Authorities received reports of killings of persons with disabilities as well as torture and abuse, and the government acted in some cases.
Persons with albinism have historically been targets of discrimination and human rights abuses. In 2019 human rights groups successfully lobbied to include a question on albinism in the August national census, the first time persons with albinism were counted. An NGO reported some persons with albinism experienced increased discrimination during the year due to unfounded fears they were more likely to carry the COVID-19 virus.

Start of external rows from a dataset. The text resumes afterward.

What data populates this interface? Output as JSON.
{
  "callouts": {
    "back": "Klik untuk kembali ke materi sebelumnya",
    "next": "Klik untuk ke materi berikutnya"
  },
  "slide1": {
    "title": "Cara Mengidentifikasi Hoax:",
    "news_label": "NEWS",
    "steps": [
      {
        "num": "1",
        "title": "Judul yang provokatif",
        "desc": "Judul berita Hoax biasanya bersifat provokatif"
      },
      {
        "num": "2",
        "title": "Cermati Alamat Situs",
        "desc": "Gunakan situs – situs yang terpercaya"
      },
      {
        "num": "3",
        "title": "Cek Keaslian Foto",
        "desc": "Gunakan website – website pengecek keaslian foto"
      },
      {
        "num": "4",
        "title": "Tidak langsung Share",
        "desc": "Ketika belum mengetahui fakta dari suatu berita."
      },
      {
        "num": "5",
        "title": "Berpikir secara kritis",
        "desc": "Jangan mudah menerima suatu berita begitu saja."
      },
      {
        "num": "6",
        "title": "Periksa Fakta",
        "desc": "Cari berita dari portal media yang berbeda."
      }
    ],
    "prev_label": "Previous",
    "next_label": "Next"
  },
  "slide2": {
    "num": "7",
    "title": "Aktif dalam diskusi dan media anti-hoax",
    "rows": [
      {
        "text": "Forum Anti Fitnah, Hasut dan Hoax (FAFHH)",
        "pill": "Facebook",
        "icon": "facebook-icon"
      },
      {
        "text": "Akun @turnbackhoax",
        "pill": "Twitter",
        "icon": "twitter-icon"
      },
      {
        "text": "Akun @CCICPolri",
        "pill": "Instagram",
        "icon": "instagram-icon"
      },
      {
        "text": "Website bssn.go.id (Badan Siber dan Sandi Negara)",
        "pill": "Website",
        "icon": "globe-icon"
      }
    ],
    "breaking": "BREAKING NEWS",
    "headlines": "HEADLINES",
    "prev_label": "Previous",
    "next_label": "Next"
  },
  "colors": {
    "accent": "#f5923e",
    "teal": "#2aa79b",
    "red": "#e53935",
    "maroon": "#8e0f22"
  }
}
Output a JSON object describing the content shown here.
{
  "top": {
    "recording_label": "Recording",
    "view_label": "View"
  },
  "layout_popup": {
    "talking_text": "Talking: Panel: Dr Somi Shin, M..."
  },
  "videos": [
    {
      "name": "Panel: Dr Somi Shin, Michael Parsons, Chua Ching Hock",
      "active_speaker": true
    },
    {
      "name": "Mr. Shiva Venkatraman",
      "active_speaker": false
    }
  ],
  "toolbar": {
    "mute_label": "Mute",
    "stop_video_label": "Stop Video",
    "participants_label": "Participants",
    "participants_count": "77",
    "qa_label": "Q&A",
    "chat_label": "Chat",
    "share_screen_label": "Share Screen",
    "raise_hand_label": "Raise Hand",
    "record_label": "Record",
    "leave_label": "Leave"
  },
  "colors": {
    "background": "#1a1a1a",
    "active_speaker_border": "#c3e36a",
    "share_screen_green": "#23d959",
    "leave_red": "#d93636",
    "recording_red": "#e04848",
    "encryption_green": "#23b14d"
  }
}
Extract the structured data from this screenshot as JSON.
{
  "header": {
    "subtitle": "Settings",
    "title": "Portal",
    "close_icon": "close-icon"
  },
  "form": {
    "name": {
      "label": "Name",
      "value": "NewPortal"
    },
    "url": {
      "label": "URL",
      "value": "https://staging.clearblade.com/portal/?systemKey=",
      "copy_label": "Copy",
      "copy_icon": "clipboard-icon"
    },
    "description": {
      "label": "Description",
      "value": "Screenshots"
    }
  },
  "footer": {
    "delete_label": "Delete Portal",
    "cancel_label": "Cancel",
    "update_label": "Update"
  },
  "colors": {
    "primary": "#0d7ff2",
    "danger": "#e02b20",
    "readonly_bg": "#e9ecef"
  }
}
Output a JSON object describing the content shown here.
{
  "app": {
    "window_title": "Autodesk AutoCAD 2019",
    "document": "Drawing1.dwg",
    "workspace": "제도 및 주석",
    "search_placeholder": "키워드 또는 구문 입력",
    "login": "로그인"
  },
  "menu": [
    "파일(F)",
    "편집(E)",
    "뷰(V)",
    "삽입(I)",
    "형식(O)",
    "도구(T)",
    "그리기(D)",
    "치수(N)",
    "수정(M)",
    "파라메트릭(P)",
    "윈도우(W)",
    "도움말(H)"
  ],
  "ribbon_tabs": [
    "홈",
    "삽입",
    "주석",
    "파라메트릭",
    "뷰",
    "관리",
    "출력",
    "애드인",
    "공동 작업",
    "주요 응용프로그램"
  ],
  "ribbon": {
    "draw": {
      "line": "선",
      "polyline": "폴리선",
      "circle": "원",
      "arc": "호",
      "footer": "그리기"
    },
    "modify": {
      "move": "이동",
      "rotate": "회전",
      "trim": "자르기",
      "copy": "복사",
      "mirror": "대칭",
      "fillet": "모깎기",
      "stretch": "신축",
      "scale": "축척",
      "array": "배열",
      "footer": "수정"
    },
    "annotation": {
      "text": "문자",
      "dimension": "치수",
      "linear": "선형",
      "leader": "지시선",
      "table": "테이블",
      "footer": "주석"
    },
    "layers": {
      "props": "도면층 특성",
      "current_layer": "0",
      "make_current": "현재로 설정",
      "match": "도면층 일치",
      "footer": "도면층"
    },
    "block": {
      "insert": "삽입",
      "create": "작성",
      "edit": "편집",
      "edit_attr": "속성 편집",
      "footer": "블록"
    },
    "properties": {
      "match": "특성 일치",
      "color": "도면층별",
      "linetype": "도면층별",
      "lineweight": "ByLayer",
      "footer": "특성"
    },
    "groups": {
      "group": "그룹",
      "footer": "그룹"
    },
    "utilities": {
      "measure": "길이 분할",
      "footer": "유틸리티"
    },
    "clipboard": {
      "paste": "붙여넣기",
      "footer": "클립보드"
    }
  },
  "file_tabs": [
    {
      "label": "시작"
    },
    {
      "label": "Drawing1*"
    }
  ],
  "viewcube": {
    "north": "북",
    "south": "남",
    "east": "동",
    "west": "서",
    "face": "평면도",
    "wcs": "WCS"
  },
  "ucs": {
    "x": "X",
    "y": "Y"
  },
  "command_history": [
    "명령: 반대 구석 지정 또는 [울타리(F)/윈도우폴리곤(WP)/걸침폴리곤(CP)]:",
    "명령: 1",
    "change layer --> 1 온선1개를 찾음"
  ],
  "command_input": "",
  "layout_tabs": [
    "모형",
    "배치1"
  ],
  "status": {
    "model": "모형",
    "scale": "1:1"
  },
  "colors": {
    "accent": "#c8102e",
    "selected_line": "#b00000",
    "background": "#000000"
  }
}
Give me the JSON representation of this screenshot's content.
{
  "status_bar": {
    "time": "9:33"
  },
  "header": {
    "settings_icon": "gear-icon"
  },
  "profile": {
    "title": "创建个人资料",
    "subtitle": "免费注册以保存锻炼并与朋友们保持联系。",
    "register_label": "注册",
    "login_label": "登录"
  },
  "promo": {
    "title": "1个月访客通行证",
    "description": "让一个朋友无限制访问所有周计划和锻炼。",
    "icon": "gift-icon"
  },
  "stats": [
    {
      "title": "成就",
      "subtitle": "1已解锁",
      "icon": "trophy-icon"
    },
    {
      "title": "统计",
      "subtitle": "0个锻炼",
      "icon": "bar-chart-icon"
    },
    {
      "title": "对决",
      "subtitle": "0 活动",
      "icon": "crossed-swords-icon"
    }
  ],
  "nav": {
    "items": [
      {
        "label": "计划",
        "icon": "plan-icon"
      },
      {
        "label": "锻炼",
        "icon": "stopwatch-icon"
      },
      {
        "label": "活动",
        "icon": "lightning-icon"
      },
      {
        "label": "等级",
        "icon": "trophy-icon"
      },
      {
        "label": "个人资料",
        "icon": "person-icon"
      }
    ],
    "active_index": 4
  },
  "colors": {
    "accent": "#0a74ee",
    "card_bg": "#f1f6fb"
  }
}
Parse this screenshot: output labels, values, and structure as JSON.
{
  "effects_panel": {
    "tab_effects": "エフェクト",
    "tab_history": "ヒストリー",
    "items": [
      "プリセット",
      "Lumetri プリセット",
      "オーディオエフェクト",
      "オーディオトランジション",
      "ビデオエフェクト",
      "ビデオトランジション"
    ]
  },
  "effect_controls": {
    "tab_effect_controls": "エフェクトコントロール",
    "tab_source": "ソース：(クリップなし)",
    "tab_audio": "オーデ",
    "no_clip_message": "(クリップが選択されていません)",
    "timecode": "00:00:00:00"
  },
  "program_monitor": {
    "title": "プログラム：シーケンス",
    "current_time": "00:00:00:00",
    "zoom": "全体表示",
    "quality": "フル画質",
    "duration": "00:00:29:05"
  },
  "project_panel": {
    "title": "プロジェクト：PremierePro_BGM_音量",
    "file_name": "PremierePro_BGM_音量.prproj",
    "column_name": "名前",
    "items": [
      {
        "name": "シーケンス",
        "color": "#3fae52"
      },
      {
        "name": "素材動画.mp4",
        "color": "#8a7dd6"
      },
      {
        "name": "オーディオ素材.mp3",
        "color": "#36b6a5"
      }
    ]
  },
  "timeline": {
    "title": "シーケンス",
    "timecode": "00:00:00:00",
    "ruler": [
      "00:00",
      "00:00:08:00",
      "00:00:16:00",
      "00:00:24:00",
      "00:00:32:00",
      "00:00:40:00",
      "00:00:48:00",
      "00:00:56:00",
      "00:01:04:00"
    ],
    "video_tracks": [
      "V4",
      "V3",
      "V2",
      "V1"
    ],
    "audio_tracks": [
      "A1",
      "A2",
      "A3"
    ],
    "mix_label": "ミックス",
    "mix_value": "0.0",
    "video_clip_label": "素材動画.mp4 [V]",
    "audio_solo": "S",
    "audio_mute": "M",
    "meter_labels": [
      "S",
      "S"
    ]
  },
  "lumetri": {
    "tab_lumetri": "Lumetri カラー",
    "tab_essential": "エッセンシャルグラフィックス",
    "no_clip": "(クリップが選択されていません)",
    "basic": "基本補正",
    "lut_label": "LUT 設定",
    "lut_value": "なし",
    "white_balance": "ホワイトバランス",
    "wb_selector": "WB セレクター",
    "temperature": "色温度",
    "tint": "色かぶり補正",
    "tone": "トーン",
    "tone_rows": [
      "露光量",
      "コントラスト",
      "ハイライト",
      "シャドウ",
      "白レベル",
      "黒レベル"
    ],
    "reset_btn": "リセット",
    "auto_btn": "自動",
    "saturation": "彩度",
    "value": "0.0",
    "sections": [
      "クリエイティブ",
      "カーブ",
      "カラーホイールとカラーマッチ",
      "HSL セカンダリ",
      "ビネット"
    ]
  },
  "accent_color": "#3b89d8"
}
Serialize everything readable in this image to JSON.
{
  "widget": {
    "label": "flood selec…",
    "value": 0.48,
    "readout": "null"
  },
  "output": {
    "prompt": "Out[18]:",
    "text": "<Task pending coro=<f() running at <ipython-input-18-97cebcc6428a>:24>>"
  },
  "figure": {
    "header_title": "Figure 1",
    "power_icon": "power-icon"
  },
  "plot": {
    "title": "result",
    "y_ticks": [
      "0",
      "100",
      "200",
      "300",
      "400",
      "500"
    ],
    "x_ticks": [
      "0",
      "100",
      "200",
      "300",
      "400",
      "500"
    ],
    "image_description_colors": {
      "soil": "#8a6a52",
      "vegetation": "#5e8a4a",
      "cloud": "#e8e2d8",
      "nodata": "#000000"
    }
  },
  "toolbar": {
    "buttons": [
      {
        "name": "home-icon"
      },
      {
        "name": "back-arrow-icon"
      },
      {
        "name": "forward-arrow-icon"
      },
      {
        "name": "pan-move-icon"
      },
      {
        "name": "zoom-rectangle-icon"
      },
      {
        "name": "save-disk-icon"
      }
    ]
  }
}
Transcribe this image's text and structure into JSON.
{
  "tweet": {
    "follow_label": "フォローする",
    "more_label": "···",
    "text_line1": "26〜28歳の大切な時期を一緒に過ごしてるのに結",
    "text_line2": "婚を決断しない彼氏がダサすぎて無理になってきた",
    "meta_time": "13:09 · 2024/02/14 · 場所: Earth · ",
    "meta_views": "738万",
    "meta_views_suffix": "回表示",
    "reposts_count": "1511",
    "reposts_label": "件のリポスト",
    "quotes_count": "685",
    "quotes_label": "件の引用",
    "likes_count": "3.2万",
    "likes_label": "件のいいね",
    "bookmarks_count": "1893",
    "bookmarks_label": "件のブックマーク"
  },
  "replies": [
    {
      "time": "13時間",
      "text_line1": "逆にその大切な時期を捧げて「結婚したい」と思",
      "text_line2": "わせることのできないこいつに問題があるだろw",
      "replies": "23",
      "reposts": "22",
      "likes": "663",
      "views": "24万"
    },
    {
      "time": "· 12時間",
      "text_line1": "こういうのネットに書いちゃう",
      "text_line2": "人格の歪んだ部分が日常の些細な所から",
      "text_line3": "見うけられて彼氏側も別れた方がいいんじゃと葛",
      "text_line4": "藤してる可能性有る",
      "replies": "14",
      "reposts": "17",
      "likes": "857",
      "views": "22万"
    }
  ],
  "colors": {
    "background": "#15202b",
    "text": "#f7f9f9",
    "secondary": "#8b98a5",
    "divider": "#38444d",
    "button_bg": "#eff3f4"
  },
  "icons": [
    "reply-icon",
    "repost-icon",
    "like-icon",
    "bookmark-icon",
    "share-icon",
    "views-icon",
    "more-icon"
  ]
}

Persons with disabilities faced significant barriers to accessing health care. They had difficulty obtaining HIV testing and contraceptive services due to the perception they should not engage in sexual activity. According to the NGO Humanity & Inclusion, 36 percent of persons with disabilities reported facing difficulties in accessing health services; cost, distance to a health facility, and physical barriers were the main reasons cited.
Few facilities provided interpreters or other accommodations to persons with hearing disabilities. The government assigned each region a sign language interpreter for court proceedings. Authorities often delayed or adjourned cases involving persons who had hearing disabilities due to a lack of standby interpreters, according to NGO reports.
According to a report by a coalition of disability advocate groups, persons with disabilities often did not receive the procedural or other accommodations they needed to participate equally in criminal justice processes as victims of crime.
The Ministry for Devolution and Planning is the lead ministry for implementation of the law to protect persons with disabilities. The quasi-independent but government-funded parastatal National Council for Persons with Disabilities assisted the ministry. Neither entity received sufficient resources to address effectively problems related to persons with disabilities.
According to a 2017 NGO report to the Committee on the Elimination of all Forms of Discrimination against Women, persons with disabilities made up only 2.8 percent of the Senate and National Assembly, less than the 5 percent mandated by the constitution (see section 3).
Other Societal Violence or Discrimination
Mob violence and vigilante action were common in areas where the populace lacked confidence in the criminal justice system. In June demonstrators stormed Lessos Police Station in Nandi County after a police officer fatally shot a man who intervened when the officer demanded a bribe from a person not wearing a facemask. Protesters set fire to the police commander’s house, and police killed another two persons during the violence. IPOA reported it was finalizing its investigation and stated the officers involved were under internal disciplinary actions. The social acceptability of mob violence also provided cover for acts of personal vengeance. Police frequently failed to act to stop mob violence.
In October, two persons died and several were injured in Muranga County following street battles between youth factions allied to different political actors. Media outlets reported politicians instigated the violence by mobilizing and paying youth from outside areas. The governmental National Cohesion and Integration Commission condemned the violence, warning political tensions could lead to further violent conflicts ahead of the 2022 national elections.
Landowners formed groups in some parts of the country to protect their interests from rival groups or thieves. Reports indicated politicians often funded these groups or provided them with weapons, particularly around election periods.